I opened my eyes a few seconds before 5 am, just before my alarm went off. It had been a few days, and I guess my body and mind had gotten used to the retreat’s early schedule. It was a lazy day, but I wanted to ingrain my new good habits. After a quick shower, I grabbed a cushion and headed for the platform overlooking the valley. There, I’d be able to meditate and watch the sunrise over the mountains.

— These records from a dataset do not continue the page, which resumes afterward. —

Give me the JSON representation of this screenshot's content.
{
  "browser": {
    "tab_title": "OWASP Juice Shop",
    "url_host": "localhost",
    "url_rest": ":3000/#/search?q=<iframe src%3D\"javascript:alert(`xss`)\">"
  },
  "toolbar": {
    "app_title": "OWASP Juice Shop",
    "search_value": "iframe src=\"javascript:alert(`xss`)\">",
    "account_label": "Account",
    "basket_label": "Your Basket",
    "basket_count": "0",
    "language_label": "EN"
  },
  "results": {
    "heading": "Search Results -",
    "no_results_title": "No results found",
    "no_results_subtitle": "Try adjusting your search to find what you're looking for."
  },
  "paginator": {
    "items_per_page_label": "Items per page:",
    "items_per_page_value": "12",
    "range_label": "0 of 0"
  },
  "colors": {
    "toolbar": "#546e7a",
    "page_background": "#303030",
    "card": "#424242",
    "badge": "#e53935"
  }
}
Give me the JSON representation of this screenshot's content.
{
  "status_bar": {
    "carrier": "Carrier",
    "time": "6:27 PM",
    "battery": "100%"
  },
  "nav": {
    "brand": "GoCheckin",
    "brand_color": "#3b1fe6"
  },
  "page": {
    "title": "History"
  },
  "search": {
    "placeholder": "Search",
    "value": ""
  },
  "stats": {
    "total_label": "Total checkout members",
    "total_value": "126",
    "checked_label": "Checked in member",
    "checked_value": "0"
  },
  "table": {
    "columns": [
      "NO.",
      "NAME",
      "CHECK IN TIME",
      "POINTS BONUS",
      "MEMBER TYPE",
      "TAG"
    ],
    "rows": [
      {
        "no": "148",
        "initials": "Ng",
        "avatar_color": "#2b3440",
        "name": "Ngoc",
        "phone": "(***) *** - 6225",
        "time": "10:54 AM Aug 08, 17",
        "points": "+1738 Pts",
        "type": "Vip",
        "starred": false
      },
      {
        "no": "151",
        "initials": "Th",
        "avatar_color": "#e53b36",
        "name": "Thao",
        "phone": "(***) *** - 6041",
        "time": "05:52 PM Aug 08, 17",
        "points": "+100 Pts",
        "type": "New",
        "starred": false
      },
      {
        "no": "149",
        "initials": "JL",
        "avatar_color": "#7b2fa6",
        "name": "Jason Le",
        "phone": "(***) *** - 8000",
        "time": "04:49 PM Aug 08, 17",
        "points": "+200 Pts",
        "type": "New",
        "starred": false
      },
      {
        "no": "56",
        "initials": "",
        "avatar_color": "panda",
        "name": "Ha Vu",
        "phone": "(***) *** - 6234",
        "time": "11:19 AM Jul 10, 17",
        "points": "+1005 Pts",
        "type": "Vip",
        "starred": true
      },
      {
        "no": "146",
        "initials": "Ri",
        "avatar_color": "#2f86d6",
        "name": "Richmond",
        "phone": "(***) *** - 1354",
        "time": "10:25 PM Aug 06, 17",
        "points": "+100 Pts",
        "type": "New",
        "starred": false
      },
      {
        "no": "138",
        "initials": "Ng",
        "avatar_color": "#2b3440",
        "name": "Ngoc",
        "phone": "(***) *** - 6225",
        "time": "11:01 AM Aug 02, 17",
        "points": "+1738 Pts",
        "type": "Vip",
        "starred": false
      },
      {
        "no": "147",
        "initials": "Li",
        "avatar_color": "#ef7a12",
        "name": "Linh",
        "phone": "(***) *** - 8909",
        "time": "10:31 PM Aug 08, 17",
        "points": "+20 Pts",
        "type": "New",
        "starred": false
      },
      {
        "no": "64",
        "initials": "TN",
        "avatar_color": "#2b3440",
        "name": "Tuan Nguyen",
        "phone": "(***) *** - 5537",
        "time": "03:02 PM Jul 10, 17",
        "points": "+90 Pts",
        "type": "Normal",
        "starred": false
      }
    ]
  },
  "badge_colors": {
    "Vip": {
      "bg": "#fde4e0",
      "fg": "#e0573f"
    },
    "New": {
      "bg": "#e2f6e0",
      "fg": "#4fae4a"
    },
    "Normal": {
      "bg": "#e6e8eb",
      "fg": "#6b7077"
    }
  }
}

Some of the other retreatants had the same idea. We greeted each other silently on the platform, and everyone settled in a comfortable position to enjoy their breathing, and to come back to themselves. A few minutes passed by, and nature started to awaken. The birds started chirping, one by one. Even with my eyes closed, I started to feel the shift in the light. The sun is rising, and with it, I can feel the stillness of my body. I stayed there with my eyes closed for a few more minutes, feeling the warmth of the newly risen sun on my cheeks.
Finally, I opened my eyes to take in the beauty all around me. This place is magical. Everything seems to tell you to slow down and to enjoy your surroundings, and your life. I used to be a fast- paced person, a doer, always wanting, always needing something to do, so that I could feel alive and purposeful. This place taught me to slow down, to stop, and more importantly, to simply be. To be in the present moment. To enjoy my breathing and feeling alive. I can take in Nature’s awakening for a long time and enjoy every minute of it, without rushing.
After my meditation, I went back to the dining hall. Everyone was still respecting the Noble Silence period. I ate my breakfast while contemplating through the window a group of rabbits and birds sharing food the monastics put out for them. It made me smile, and I enjoyed my own food even more. After breakfast, I met with the other retreatants to go on a hike. Two monks accompanied us to the top of a hill overlooking the city. The view was stunning. There, we drank some tea and had a wonderful conversation about the Dharma and the practice. Then everyone laid down on the rocks to rest and enjoy the warmth of the Californian sun. I felt good just sitting there, not worrying about getting somewhere or about anything I needed to attend to. Time was of a different essence here, especially on a lazy day.
I came to this monastery because I had reached a limit. I needed to step back and to investigate my habit energy and my emotions to begin anew. I came without knowing what to expect, without knowing much about Buddhism or meditation. I just felt that I had to leave my routine for a couple of weeks if I wanted for something better to happen. And it did. Deer Park Monastery allowed me to stop and to get in touch with myself and with wonderful people, monastics, and lay people. Each time I go back there, it feels like going back home. I have arrived. Peace is in every step.